“A Sexual Orientation Orientation
Professional and sexual identities are up for grabs in “The Art of Being Straight,” an unpretentious dramedy of postcollege confusion.
Set among a group of 20-something Angelenos grappling with bottom-rung jobs and starter apartments, the movie centers on Jon (Jesse Rosen, who also writes and directs), an advertising agency assistant with a sweet face and a lady-killer reputation. His looks attract the not-so-subtle attentions of his new boss, Paul (Johnny Ray Rodriguez); his past elicits the admiration of his college buddies, whose fondness for labeling all lame behavior “gay” suddenly isn’t so amusing.
Smart without being smart-alecky, Mr. Rosen’s writing avoids the aggressive cleverness and gummy politics of many similarly themed movies, focusing instead on realistic dialogue and low-key interaction. When Maddy (a delightful Rachel Castillo) takes a break from her girlfriend to wander into the arms of her laid-back neighbor (Pete Scherer), her response to his request for a condom (“I’m a lesbian”) is delivered so naturally that you can almost hear the “duh.”
Fluidly shot by Aaron Torres — whose images, like the movie, never try too hard to impress — “The Art of Being Straight” is nevertheless emphatic in its insistence that orientation, like career, sometimes needs figuring out.

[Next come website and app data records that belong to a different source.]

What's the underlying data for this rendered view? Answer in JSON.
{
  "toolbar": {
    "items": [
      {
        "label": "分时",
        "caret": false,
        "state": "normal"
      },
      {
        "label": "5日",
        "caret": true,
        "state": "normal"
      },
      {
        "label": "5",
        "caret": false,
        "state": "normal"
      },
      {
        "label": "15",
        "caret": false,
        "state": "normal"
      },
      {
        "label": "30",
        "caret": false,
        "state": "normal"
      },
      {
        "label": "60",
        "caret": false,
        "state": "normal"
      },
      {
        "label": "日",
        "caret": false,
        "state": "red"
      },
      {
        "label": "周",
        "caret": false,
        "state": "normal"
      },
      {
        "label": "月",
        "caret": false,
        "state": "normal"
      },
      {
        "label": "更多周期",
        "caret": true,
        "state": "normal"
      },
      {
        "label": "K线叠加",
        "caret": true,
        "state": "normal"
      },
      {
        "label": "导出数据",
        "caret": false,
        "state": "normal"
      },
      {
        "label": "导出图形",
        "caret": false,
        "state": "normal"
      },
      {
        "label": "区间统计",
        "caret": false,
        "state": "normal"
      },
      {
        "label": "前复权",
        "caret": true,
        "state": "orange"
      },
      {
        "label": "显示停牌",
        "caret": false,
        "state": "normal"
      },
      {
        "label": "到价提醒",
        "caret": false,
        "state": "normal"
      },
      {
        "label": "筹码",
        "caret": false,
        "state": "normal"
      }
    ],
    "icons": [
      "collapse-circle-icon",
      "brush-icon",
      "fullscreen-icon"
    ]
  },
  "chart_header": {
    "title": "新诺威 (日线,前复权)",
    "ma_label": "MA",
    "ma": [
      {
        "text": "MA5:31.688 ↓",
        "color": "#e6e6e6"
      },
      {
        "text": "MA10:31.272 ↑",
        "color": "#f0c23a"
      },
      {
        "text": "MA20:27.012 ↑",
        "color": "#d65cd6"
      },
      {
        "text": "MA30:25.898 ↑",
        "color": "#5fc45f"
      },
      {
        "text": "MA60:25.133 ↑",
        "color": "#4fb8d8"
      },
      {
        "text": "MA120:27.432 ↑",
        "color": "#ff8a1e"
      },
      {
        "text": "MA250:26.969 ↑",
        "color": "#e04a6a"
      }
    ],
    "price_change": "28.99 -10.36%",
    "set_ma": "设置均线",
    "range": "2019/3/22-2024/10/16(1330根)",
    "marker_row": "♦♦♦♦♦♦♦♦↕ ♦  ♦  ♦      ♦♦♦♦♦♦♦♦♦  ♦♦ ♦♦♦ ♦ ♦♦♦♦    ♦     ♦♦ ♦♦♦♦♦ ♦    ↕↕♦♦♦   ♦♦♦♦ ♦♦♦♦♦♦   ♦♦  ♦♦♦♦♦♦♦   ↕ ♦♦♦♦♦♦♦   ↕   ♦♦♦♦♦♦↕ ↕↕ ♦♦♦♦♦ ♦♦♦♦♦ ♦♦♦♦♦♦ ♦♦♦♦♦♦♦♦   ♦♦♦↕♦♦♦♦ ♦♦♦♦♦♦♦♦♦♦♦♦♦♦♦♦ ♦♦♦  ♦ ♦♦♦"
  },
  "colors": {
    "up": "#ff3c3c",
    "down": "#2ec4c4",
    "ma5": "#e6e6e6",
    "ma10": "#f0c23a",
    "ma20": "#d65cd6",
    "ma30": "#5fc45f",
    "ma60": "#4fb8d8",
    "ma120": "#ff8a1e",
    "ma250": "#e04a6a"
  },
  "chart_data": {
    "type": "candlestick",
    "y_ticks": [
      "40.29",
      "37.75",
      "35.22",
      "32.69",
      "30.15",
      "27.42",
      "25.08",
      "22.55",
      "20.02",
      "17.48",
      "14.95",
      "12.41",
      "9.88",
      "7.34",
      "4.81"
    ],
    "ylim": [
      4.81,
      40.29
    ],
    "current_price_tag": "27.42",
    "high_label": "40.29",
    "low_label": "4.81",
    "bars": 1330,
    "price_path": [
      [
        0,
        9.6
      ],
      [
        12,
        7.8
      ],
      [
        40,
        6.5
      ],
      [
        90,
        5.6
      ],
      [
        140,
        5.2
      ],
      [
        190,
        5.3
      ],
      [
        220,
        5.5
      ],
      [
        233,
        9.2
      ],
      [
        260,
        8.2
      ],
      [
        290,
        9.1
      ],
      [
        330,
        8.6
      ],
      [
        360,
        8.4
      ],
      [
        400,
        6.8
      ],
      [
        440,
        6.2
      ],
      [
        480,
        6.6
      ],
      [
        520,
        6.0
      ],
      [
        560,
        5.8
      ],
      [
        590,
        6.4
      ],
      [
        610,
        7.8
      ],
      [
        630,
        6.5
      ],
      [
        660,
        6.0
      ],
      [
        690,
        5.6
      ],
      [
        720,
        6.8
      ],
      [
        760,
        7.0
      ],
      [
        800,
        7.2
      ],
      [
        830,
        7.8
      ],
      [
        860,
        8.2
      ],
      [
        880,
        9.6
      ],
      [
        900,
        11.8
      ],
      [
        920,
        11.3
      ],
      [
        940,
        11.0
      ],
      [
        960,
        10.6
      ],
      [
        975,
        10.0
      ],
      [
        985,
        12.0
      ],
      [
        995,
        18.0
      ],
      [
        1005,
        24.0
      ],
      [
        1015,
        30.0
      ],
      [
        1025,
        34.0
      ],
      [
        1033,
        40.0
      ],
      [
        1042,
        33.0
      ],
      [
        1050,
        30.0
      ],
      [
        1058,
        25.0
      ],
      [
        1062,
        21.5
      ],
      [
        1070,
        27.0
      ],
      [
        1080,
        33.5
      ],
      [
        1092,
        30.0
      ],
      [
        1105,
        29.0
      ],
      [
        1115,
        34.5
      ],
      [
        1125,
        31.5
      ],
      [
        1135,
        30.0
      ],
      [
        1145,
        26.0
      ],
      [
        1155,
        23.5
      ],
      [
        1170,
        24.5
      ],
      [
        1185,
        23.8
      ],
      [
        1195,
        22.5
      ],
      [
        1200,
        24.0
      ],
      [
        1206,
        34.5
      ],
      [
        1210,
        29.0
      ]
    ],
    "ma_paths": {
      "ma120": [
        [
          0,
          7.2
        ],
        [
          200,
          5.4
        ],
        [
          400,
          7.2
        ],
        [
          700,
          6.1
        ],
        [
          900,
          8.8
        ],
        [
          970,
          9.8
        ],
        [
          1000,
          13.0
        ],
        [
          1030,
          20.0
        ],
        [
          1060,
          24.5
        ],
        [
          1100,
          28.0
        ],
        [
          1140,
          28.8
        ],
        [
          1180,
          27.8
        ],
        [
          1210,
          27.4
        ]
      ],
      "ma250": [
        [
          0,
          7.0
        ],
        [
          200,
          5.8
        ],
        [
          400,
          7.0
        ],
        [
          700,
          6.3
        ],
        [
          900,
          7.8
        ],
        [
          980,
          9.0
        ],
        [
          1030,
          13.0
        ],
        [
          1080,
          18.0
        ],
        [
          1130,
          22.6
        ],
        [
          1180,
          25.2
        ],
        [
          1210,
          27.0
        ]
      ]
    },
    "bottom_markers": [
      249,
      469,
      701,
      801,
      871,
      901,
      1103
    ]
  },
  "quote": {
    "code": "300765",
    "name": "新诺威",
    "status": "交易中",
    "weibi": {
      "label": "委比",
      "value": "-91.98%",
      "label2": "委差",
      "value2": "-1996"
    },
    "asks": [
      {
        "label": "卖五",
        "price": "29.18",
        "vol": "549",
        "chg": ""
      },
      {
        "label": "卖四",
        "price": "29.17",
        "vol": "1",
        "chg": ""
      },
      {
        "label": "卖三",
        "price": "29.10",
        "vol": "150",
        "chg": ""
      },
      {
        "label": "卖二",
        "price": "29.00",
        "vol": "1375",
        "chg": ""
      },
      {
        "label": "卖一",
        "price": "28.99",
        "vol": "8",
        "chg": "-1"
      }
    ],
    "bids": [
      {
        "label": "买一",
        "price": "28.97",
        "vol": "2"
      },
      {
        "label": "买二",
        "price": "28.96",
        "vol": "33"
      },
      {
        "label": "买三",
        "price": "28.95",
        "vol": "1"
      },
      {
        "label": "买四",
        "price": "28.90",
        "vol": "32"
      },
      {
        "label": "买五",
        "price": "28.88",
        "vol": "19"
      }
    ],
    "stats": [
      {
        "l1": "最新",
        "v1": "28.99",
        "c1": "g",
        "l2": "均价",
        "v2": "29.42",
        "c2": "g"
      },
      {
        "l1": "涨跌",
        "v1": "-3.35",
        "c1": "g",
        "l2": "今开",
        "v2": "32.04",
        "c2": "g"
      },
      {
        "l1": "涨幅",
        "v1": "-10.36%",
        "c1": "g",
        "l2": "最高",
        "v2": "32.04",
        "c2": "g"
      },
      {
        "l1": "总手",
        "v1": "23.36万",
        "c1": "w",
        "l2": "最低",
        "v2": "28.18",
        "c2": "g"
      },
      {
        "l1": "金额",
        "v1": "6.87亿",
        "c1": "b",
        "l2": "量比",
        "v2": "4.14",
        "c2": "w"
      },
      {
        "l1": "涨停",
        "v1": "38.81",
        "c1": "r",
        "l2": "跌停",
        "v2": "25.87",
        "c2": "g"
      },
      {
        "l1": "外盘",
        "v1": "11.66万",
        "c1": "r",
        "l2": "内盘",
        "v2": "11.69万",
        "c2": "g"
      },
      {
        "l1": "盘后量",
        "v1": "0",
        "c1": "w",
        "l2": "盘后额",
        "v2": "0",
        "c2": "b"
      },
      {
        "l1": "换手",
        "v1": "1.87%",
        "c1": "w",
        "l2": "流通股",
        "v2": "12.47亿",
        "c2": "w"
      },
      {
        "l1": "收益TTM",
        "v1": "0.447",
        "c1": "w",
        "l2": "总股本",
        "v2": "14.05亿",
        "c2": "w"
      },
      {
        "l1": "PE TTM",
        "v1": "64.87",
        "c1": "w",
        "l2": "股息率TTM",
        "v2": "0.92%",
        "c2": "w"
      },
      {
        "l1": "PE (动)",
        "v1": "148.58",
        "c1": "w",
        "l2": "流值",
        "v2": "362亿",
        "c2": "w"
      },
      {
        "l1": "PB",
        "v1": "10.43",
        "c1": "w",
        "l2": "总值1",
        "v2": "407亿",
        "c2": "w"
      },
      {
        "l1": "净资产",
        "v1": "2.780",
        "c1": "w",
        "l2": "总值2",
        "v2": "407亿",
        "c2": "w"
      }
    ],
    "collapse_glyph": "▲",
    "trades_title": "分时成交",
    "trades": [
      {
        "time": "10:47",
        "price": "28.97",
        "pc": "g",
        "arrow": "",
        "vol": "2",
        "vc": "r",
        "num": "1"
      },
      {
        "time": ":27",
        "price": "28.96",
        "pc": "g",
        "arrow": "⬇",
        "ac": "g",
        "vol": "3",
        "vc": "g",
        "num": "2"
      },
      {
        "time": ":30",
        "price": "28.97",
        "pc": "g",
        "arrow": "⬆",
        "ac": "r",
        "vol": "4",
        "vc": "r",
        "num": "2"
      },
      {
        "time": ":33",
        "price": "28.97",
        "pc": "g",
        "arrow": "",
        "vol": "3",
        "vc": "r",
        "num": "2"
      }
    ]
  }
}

Bi-curious or just bi-confused, Jon and Maddy are doing just that.”